  • Ian Smith 13 Nov 2013 9:41am () in 2013: Leadership and strategic planning for e-learning | NAPP Kōrero 14

    I wonder to what extent 'culture shift' is constrained by the old structures? I think Jim that the real constraints are the thinking that education is a process that you go through to get yourself to a point whereby you have achieved. In a recent seminar I attended by Max Graves he stated the ministry's intention for Level 2 to become the bencghmark for all New Zealand students. Therefore, the thinking is still a top down model and that learning needs to support students to be able achieve this goal. Is this really the goal of students to achieve Level 2? ( It was this thinking I was jugghling with when I came across my Hitler quote) Or is this a socially contrived goalpost to be able to say that we get value for money from our education system. I think that we need to change the way we think by turning it on its head, secondary school builds upon the foundations laid during the early years of learning. If a student does not achieve Level 2 by the time they leave school will they have failed?

  • Ian Smith 12 Nov 2013 9:36pm () in 2013: Leadership and strategic planning for e-learning | NAPP Kōrero 14

    If a school is to embrace true e-learning and move from "substitution" stage then it needs to be prepared to make serious changes to the structures that operate in schools. Resourcing will change, no longer will  budgets be decided by subjects but a far more collaborated approach is needed. This is easier to achieve in the primary and intermediate sector. However as you point out this sort of change is a "cultural shift" in secondary schools. Some schols are now adopting a more business like approach to the funding of IT for e learning and as you point out the landscape for  e learning is constantly shifting. Many business's will off set 20% of their total operating budget to cover their spend and development of IT and this is being adopted by schools.If a school moves to this sort it leads to a more collaborative approach to learning but the principal and all SLT have to be the leaders in this cultural change.

  • Ian Smith 07 Nov 2013 10:55am () in 2013: Leadership and strategic planning for e-learning | NAPP Kōrero 14

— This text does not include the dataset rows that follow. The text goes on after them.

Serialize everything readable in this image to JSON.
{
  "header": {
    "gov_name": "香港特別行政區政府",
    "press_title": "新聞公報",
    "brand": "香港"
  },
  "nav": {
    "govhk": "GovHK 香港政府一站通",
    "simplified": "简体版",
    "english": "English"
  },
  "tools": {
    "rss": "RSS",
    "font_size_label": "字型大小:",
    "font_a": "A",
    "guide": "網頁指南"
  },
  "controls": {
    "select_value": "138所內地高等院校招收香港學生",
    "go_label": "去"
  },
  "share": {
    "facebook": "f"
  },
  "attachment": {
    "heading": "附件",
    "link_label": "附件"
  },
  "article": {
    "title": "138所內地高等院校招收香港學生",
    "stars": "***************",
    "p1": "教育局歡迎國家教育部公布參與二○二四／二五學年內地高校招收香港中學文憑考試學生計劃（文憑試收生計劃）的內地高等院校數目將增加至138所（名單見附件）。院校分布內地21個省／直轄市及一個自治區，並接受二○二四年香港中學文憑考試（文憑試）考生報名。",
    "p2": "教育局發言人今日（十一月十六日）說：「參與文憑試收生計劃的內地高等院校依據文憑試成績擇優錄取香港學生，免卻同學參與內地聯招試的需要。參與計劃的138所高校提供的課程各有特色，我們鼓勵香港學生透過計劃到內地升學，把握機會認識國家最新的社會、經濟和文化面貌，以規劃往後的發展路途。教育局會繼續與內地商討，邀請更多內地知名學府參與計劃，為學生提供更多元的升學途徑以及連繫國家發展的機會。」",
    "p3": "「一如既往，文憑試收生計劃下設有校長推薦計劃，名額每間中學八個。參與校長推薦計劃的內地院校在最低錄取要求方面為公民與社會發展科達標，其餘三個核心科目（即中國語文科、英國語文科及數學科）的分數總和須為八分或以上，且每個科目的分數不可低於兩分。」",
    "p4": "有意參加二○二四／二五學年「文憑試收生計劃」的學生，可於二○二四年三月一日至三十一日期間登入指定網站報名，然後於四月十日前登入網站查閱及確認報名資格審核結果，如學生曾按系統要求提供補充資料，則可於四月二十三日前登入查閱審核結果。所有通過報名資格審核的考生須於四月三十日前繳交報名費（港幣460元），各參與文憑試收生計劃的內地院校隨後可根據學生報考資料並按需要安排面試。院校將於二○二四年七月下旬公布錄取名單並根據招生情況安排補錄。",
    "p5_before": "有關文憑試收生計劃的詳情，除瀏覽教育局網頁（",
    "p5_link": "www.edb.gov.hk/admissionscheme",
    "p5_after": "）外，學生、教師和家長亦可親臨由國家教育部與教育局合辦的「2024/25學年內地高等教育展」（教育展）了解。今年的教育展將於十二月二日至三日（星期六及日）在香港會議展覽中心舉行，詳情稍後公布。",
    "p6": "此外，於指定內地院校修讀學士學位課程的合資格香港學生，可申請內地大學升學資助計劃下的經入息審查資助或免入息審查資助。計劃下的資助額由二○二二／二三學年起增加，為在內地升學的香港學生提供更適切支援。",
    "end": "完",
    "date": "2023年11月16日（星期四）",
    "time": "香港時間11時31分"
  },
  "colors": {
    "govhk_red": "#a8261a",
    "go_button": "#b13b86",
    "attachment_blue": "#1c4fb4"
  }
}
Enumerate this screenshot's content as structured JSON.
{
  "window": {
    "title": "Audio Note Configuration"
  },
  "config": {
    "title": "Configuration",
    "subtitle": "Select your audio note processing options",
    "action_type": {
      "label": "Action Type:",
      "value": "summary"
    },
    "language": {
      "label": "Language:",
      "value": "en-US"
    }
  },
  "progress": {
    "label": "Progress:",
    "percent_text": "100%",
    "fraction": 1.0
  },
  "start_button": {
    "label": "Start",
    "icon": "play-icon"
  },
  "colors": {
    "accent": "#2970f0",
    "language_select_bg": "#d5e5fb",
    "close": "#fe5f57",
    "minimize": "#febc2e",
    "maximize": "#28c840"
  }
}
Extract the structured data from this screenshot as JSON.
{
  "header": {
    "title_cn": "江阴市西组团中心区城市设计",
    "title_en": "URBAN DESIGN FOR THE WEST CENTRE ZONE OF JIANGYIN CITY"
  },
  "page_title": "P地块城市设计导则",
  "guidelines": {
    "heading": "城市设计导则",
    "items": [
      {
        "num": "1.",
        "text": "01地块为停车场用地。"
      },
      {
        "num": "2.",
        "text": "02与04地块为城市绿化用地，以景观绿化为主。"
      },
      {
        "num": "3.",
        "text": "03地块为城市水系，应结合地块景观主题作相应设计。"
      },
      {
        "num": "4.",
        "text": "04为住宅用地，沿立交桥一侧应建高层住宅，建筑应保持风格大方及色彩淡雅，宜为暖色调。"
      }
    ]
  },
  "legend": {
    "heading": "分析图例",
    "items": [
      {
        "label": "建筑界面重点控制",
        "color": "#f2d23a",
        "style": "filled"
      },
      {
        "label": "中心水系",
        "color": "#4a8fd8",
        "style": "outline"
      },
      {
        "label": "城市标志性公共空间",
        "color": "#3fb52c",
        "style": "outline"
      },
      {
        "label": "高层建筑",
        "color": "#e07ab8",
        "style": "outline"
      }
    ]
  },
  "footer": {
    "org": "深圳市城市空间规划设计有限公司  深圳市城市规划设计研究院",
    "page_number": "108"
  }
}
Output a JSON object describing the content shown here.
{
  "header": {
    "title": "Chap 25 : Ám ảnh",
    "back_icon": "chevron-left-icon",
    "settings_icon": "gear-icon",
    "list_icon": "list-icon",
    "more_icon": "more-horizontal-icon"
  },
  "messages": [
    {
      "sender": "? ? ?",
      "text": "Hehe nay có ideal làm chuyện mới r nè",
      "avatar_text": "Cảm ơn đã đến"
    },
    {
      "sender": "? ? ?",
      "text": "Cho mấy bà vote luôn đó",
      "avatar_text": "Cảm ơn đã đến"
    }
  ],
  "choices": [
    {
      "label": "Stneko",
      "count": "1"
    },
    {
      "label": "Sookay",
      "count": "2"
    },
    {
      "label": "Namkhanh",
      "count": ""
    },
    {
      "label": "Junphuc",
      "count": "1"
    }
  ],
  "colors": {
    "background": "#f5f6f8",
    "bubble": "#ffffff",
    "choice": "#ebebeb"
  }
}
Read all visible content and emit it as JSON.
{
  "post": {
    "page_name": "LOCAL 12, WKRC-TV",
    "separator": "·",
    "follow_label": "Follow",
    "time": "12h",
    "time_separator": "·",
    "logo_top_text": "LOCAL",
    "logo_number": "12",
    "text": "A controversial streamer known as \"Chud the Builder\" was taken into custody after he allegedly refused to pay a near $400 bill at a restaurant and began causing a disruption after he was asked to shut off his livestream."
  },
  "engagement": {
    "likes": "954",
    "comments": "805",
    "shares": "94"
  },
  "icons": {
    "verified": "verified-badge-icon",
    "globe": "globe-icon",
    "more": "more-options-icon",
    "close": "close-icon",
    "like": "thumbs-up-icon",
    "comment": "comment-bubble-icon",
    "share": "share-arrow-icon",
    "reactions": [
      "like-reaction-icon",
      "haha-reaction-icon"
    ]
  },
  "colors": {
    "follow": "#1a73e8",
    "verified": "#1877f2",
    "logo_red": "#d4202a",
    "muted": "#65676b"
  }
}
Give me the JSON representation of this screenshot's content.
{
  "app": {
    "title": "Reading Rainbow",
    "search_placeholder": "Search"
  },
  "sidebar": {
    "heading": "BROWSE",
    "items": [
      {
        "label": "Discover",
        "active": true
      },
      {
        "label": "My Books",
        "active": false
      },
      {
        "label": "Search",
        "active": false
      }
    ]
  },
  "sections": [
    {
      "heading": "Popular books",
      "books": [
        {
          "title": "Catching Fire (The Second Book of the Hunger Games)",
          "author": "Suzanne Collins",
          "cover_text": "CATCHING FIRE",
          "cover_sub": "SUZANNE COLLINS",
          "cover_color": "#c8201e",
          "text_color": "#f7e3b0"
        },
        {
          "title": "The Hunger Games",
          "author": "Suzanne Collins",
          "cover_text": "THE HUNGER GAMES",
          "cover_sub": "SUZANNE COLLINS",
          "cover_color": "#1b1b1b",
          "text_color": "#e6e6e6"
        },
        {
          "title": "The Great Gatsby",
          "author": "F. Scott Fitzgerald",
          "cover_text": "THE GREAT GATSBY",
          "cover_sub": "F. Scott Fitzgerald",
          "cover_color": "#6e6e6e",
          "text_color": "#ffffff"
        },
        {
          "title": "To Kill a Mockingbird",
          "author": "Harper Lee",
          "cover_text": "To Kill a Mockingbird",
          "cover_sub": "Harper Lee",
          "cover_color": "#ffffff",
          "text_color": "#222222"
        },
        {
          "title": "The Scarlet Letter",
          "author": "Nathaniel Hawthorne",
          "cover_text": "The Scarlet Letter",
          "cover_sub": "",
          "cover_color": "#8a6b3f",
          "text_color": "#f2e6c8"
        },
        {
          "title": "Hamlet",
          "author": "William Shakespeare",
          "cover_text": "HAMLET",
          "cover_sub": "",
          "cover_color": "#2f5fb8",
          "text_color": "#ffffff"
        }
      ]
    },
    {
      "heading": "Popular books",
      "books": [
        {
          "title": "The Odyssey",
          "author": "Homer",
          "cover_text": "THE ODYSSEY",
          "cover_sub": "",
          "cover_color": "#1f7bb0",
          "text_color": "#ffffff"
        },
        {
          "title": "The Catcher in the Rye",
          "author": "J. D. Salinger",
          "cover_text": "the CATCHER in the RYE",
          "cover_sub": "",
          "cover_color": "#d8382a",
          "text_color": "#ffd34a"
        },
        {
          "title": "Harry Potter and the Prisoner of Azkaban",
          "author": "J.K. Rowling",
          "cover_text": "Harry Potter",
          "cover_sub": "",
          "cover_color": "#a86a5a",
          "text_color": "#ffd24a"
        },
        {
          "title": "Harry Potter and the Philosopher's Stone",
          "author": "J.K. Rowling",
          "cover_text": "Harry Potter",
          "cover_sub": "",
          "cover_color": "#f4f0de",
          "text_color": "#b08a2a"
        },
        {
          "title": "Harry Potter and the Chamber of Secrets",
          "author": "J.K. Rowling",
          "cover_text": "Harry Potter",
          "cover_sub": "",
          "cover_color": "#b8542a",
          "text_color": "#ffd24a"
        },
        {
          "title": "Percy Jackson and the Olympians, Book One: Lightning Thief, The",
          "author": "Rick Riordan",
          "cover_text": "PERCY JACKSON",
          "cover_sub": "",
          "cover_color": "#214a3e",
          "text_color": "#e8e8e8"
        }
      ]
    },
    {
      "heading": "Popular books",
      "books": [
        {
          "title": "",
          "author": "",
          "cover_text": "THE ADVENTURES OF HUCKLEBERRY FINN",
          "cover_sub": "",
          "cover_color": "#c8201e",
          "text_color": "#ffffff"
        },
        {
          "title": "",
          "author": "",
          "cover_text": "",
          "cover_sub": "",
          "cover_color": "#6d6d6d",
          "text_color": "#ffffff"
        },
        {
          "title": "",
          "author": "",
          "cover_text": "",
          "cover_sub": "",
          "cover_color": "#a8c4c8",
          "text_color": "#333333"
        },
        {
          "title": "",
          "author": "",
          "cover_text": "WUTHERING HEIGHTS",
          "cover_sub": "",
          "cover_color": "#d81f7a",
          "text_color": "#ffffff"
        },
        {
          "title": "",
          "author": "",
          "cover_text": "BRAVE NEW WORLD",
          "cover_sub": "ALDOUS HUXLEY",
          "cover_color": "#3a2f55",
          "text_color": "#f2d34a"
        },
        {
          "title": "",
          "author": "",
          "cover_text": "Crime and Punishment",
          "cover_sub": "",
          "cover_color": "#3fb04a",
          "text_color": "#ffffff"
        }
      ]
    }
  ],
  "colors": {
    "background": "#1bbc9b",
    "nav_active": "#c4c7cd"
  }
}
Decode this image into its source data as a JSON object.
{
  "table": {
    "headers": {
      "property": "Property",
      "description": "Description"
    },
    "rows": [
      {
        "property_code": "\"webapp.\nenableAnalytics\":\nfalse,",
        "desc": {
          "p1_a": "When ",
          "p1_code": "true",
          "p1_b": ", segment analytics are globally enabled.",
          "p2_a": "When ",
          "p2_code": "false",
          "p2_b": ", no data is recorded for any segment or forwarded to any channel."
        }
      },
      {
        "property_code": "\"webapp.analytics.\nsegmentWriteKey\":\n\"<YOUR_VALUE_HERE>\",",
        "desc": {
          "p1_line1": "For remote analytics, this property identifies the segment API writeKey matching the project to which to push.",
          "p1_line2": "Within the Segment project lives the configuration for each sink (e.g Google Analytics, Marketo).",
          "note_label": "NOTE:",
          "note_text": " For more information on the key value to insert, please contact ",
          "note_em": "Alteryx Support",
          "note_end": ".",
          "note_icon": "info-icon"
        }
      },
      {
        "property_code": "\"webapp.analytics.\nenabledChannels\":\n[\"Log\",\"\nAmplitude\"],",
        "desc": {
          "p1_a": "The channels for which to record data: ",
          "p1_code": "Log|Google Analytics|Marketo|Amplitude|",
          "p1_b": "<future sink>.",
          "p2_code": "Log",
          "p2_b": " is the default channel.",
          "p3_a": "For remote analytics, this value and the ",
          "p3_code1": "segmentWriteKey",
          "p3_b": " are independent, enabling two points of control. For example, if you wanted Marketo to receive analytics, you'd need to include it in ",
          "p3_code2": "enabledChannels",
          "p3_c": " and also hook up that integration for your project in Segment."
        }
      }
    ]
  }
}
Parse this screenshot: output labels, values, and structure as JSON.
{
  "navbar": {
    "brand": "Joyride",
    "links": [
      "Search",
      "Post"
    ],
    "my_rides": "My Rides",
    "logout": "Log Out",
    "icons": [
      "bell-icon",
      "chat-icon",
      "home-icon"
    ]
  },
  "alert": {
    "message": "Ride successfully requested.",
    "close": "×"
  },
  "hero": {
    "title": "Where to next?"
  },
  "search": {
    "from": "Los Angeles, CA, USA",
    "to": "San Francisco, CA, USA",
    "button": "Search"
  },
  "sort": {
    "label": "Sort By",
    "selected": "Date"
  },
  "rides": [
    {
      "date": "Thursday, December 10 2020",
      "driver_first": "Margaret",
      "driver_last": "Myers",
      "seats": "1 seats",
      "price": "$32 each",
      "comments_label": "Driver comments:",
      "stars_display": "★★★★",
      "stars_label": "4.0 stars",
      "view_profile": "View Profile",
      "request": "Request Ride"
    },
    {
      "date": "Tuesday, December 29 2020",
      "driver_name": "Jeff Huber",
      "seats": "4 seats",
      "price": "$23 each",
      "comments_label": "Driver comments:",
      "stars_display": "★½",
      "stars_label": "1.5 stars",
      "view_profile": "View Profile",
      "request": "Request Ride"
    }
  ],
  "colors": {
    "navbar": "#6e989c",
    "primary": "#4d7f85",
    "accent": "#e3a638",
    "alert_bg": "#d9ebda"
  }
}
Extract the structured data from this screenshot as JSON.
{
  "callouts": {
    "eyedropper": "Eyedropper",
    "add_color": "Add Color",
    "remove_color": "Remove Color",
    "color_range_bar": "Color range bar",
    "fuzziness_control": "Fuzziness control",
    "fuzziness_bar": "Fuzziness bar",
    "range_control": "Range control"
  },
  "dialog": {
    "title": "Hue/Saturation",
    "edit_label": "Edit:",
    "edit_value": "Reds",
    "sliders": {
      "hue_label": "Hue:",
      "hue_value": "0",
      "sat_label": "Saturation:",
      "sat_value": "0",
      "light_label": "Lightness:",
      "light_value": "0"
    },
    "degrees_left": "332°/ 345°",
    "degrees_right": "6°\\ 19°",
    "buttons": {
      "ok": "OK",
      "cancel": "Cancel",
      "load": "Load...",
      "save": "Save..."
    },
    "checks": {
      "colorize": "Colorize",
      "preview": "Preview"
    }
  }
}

    Deprisation of the classroom, Modern open learning environments and open classrooms are all extremely successful at the primary, junior and intermediate sector of education. I read your post Melanie and two thoughts crossed my mind. How would this work with all the "soccer mums" of the teams I coach. Sounds silly I know but it would be chaos for a teacher. There would have be a slow reveal process to the classroom so that they could gain understanding of what they were able to view, access and respond to. Many parents view education in terms of their own experience and still do not understand the changes that have taken place, for many the gathering of facts and attendance is are the two main priorities. My other thought was in a secondary school how would this work keeping in mind the pursuit for many is NCEA achievement.